In general, to furl a sail is to roll it up, such as to furl the mainsail on the boom (or into the boom or mast in some contemporary systems). A furling jib rolls up around the forestay using special hardware in a furling system.
The deep vertical section of a sailboat affixed to the bottom of the hull. The keel helps the boat resist the leeward force of the wind and provides stability against excessive heeling.
贴在船体(hull)底部的，垂直方向的部分。龙骨帮助船只抵御背风力(leeward force of the wind)，并稳定过度倾侧。
The depth of a boat in the water, measured from the waterline to the lowest section of the keel.
In nautical usage, scope refers to the ratio of the length of anchor rode to the vertical drop of the anchor (from the boat’s bow to the water bottom). For example, a scope of 7 to 1 means that with a water depth of 17 feet and the boat’s bow 3 feet above the water (total vertical drop of 20 feet), 140 feet of anchor rode would be let out.
在航海领域，scope指的是锚缆与锚的垂直落差（从船头到水底）的长度之比。例如，a scope of 7意味着当水深为17英尺，船头距水面为3英尺时（总共的垂直落差为20英尺），140英尺的锚缆将被放出。
A nautical term for the anchor line, typically made of chain or nylon line or a combination of both. When anchoring, the rode is let out to a predetermined scope.
Definition: A fitting at the top forward section of a boat’s bow used for raising and securing an anchor in place. Called a bow roller because a block at the front end of the fitting rolls as the anchor line comes in or goes out.
Definition: Lee, or leeward, refers to downwind or the downwind side of the boat or sail. The boats sails, for example, are always on the leeward side of the boat.

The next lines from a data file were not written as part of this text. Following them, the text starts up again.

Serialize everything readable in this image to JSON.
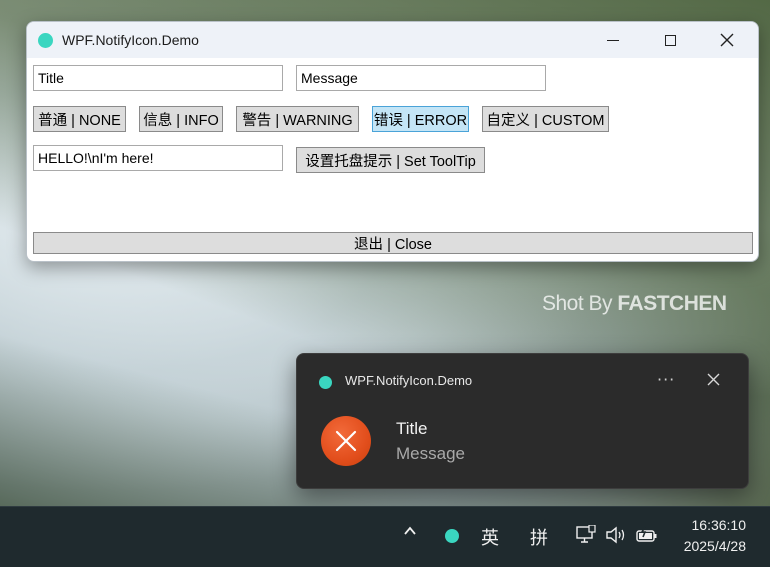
{
  "window": {
    "title": "WPF.NotifyIcon.Demo",
    "controls": {
      "minimize": "minimize",
      "maximize": "maximize",
      "close": "close"
    }
  },
  "form": {
    "title_value": "Title",
    "message_value": "Message",
    "tooltip_value": "HELLO!\\nI'm here!",
    "buttons": {
      "none": "普通 | NONE",
      "info": "信息 | INFO",
      "warning": "警告 | WARNING",
      "error": "错误 | ERROR",
      "custom": "自定义 | CUSTOM",
      "set_tooltip": "设置托盘提示 | Set ToolTip",
      "close": "退出 | Close"
    }
  },
  "watermark": {
    "prefix": "Shot By ",
    "name": "FASTCHEN"
  },
  "toast": {
    "app_name": "WPF.NotifyIcon.Demo",
    "title": "Title",
    "message": "Message",
    "icon": "error-icon"
  },
  "taskbar": {
    "ime_mode": "英",
    "ime_input": "拼",
    "time": "16:36:10",
    "date": "2025/4/28"
  },
  "colors": {
    "accent_active_button": "#c4e5f6",
    "toast_background": "#2b2b2b",
    "error_icon": "#e24e1c",
    "app_icon": "#3ad6c0"
  }
}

A lee shore is land that is downwind of the boat (and thus is a danger if the boat is blown or drags anchor).
Definition: The control lines on port and starboard that pull the jib sail in or out.
Definition: A wire or metal rod that runs from the bow of a sailboat to the top (or near the top) of the mast to provide support from the front. The backstay provides support from the opposite direction, and the shrouds provide support from each side.
Verb: Luffing refers to a shaking or movement of the leading edge of a sail when it is not in trim. For example, if the sail is let out too far for the wind’s direction, the leading edge may shake or start to blow inward. Tightening up the sheet usually corrects luffing.
Verb: To “luff up” also refers to the act of turning the boat more into the wind, thereby causing the sail to luff. This may be done deliberately, for example, to slow the boat down to prevent crossing the starting line too soon in a sail race.
A usually triangular sail attached to the forestay or headstay of a sailboat.
A line, made of rope or wire with a rope tail, that is used to hoist a sail. The halyard typically rises from the head of the sail to a block at the head of the mast and back down to deck level, from where it is pulled up to raise the sail. Both the mainsail and head sail have separate halyards, as do other sails such as a spinnaker.
A line sewn into the luff and foot of a mainsail, and the luff of a jib sail. The boltrope slides through a groove in the mast, boom, or forestay fitting for hoisting the sail or moving the foot back along the boom.
Any pulley used on a boat. A line passes through the block around the sheave, the central turning wheel, and changes direction. The block shown here redirects a jib sheet from the front of the boat back to the cockpit.
Definition: A device used on all but very small sailboats to provide a mechanical advantage when tightening a line (rope). Winches are typically used to raise the mainsail and to trim in jib sheets. The line is wrapped clockwise around the winch drum and a handle inserted in the top; cranking the handle turns the drum to bring in the line.
Definition: A common knot used in many circumstances on sailboats, such as to tie a loop of line around a piling, stanchion, or any other fixed structure. The bowline is not only strong and secure but is easy to break loose later, even when pulled tight under a load.
A tiller is one way a sailboat's rudder is moved to turn the boat.A long handle, usually made of wood, that attaches to the top of sailboat’s rudder or rudder post to turn the rudder for steering. The boat turns in the direction opposite that in which the tiller is pushed: to turn right (to starboard), push the tiller left (to port). Tillers are more commonly used on smaller sailboats because it can take much force to move the larger rudder of a big boat with a tiller. All sailboats are steered either with a tiller or a wheel.
The term tiller is also used for the steering arm of small outboard engines.
A type of keel on a sailboat that can be raised or lowered from the bottom of the hull. A swing keel is usually long, thin, and heavy. Pivoting on a pin inside the hull, it swings down to provide ballast and resistance against sideways motion of the boat caused by the wind blowing from one side. The advantage of a swing keel is that, with the keel raised, the sailboat can go into shallow water and sits lower on a trailer.
A system used in some trailerable sailboats without a weighted fixed keel. Ballast (weight near the bottom of the boat) is needed to keep the boat upright when the wind pushes the sails over. In a water-ballast boat, a chamber in the bottom of the hull fills with water to provide this ballast. This water can then be emptied when the boat is put on a trailer, to make it lighter for easier trailering.